# DATA UNDER STUDY
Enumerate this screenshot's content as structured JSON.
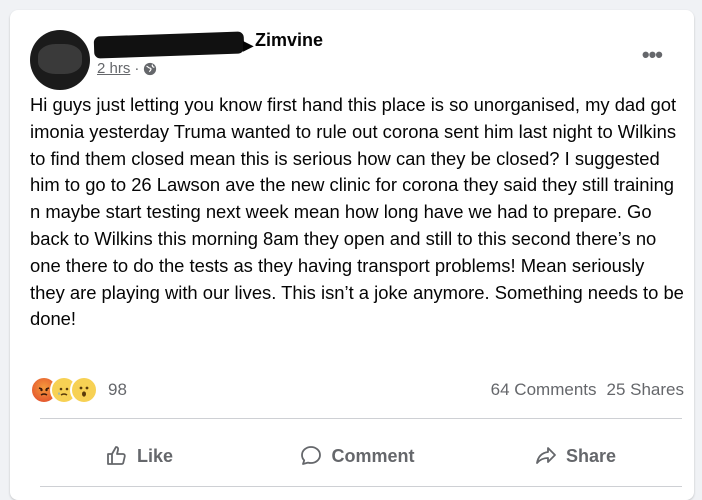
{
  "post": {
    "group_name": "Zimvine",
    "timestamp": "2 hrs",
    "separator": "·",
    "body": "Hi guys just letting you know first hand this place is so unorganised, my dad got imonia yesterday Truma wanted to rule out corona sent him last night to Wilkins to find them closed mean this is serious how can they be closed? I suggested him to go to 26 Lawson ave the new clinic for corona they said they still training n maybe start testing next week mean how long have we had to prepare. Go back to Wilkins this morning 8am they open and still to this second there’s no one there to do the tests as they having transport problems! Mean seriously they are playing with our lives. This isn’t a joke anymore. Something needs to be done!"
  },
  "stats": {
    "reaction_count": "98",
    "comments": "64 Comments",
    "shares": "25 Shares",
    "reactions": [
      "angry-emoji",
      "sad-emoji",
      "wow-emoji"
    ]
  },
  "actions": {
    "like": "Like",
    "comment": "Comment",
    "share": "Share"
  },
  "colors": {
    "secondary_text": "#65676b",
    "divider": "#ced0d4"
  }
}
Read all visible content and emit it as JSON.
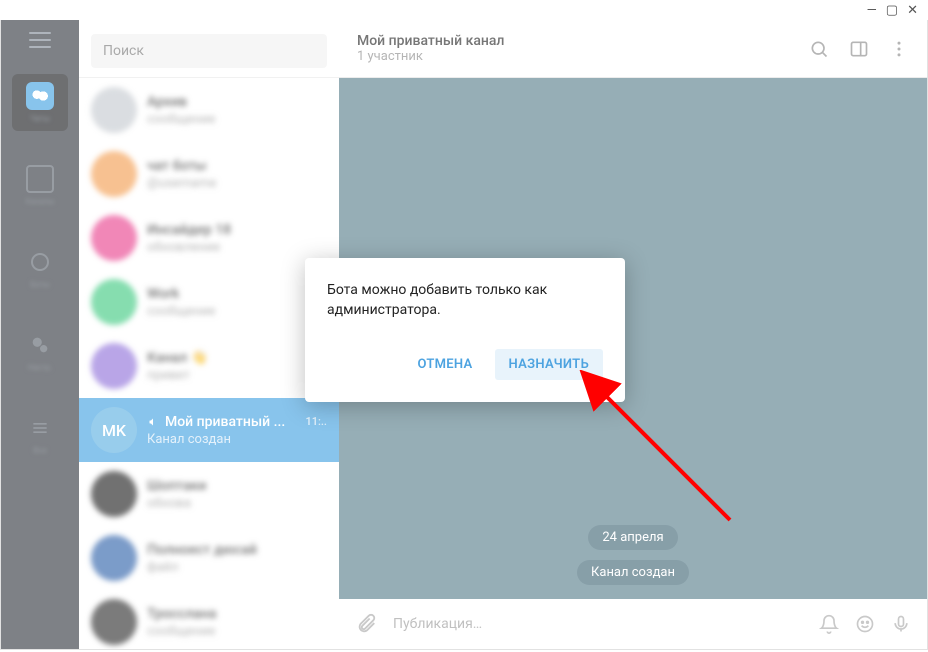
{
  "window": {
    "minimize": "—",
    "maximize": "▢",
    "close": "✕"
  },
  "sidebar": {
    "items": [
      {
        "label": "Чаты"
      },
      {
        "label": "Каналы"
      },
      {
        "label": "Боты"
      },
      {
        "label": "Настр."
      },
      {
        "label": "Все"
      }
    ]
  },
  "search": {
    "placeholder": "Поиск"
  },
  "chats": {
    "items": [
      {
        "name": "Архив",
        "sub": "сообщение",
        "color": "#c4c9cf"
      },
      {
        "name": "чат боты",
        "sub": "@username",
        "color": "#f39c4e"
      },
      {
        "name": "Инсайдер 18",
        "sub": "обновление",
        "color": "#e83e8c"
      },
      {
        "name": "Work",
        "sub": "сообщение",
        "color": "#3cc97f"
      },
      {
        "name": "Канал 👋",
        "sub": "привет",
        "color": "#8e6fd9"
      }
    ],
    "selected": {
      "avatar": "MK",
      "name": "Мой приватный ...",
      "time": "11:..",
      "sub": "Канал создан",
      "color": "#5aaee0"
    },
    "more": [
      {
        "name": "Шоптаки",
        "sub": "обнова",
        "color": "#1a1a1a"
      },
      {
        "name": "Полноест дюсай",
        "sub": "файл",
        "color": "#2b5fa8"
      },
      {
        "name": "Тросслана",
        "sub": "сообщение",
        "color": "#2a2a2a"
      }
    ]
  },
  "main": {
    "title": "Мой приватный канал",
    "subtitle": "1 участник",
    "date_pill": "24 апреля",
    "created_pill": "Канал создан",
    "input_placeholder": "Публикация…"
  },
  "dialog": {
    "text": "Бота можно добавить только как администратора.",
    "cancel": "ОТМЕНА",
    "confirm": "НАЗНАЧИТЬ"
  },
  "icons": {
    "megaphone": "📢"
  }
}
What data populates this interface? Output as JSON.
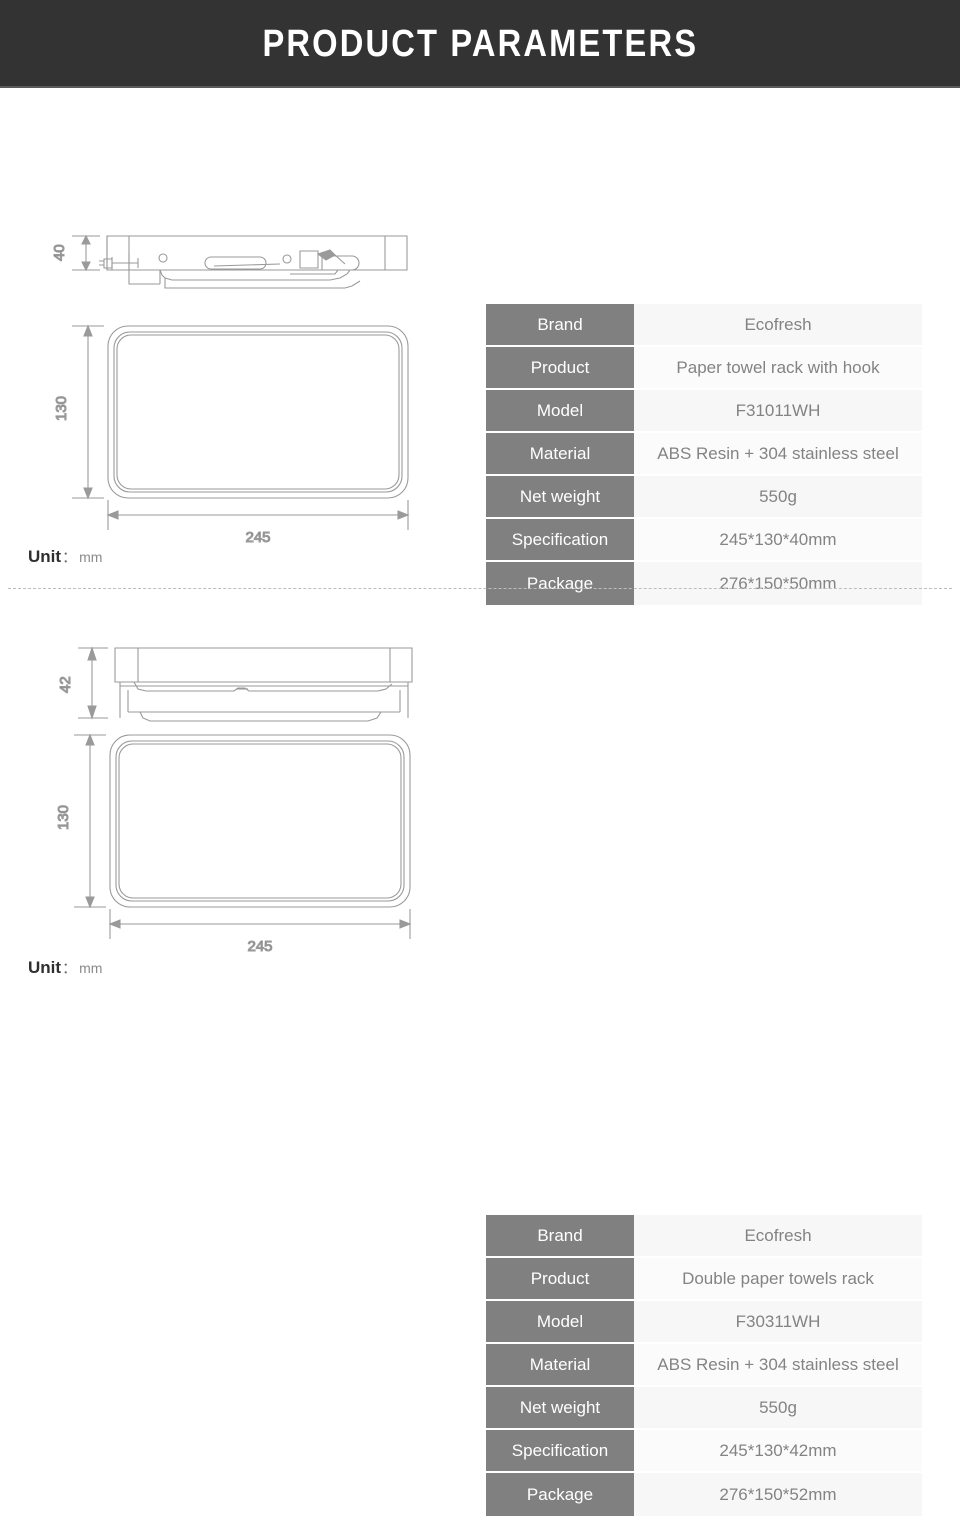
{
  "header": {
    "title": "PRODUCT PARAMETERS"
  },
  "sections": [
    {
      "id": "section-1",
      "drawing": {
        "height_dim": "40",
        "depth_dim": "130",
        "width_dim": "245",
        "unit_label": "Unit",
        "unit_separator": "：",
        "unit_value": "mm"
      },
      "table": {
        "rows": [
          {
            "label": "Brand",
            "value": "Ecofresh"
          },
          {
            "label": "Product",
            "value": "Paper towel rack with hook"
          },
          {
            "label": "Model",
            "value": "F31011WH"
          },
          {
            "label": "Material",
            "value": "ABS Resin + 304 stainless steel"
          },
          {
            "label": "Net weight",
            "value": "550g"
          },
          {
            "label": "Specification",
            "value": "245*130*40mm"
          },
          {
            "label": "Package",
            "value": "276*150*50mm"
          }
        ]
      }
    },
    {
      "id": "section-2",
      "drawing": {
        "height_dim": "42",
        "depth_dim": "130",
        "width_dim": "245",
        "unit_label": "Unit",
        "unit_separator": "：",
        "unit_value": "mm"
      },
      "table": {
        "rows": [
          {
            "label": "Brand",
            "value": "Ecofresh"
          },
          {
            "label": "Product",
            "value": "Double paper towels rack"
          },
          {
            "label": "Model",
            "value": "F30311WH"
          },
          {
            "label": "Material",
            "value": "ABS Resin + 304 stainless steel"
          },
          {
            "label": "Net weight",
            "value": "550g"
          },
          {
            "label": "Specification",
            "value": "245*130*42mm"
          },
          {
            "label": "Package",
            "value": "276*150*52mm"
          }
        ]
      }
    }
  ],
  "colors": {
    "banner_background": "#333333",
    "banner_text": "#ffffff",
    "label_cell": "#808080",
    "label_text": "#ffffff",
    "value_cell": "#f7f7f7",
    "value_text": "#838383",
    "drawing_line": "#9a9a9a",
    "divider": "#bdbdbd"
  }
}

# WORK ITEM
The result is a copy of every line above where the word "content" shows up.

# TASK OUTPUT
Enumerate this screenshot's content as structured JSON.
Read all visible content and emit it as JSON.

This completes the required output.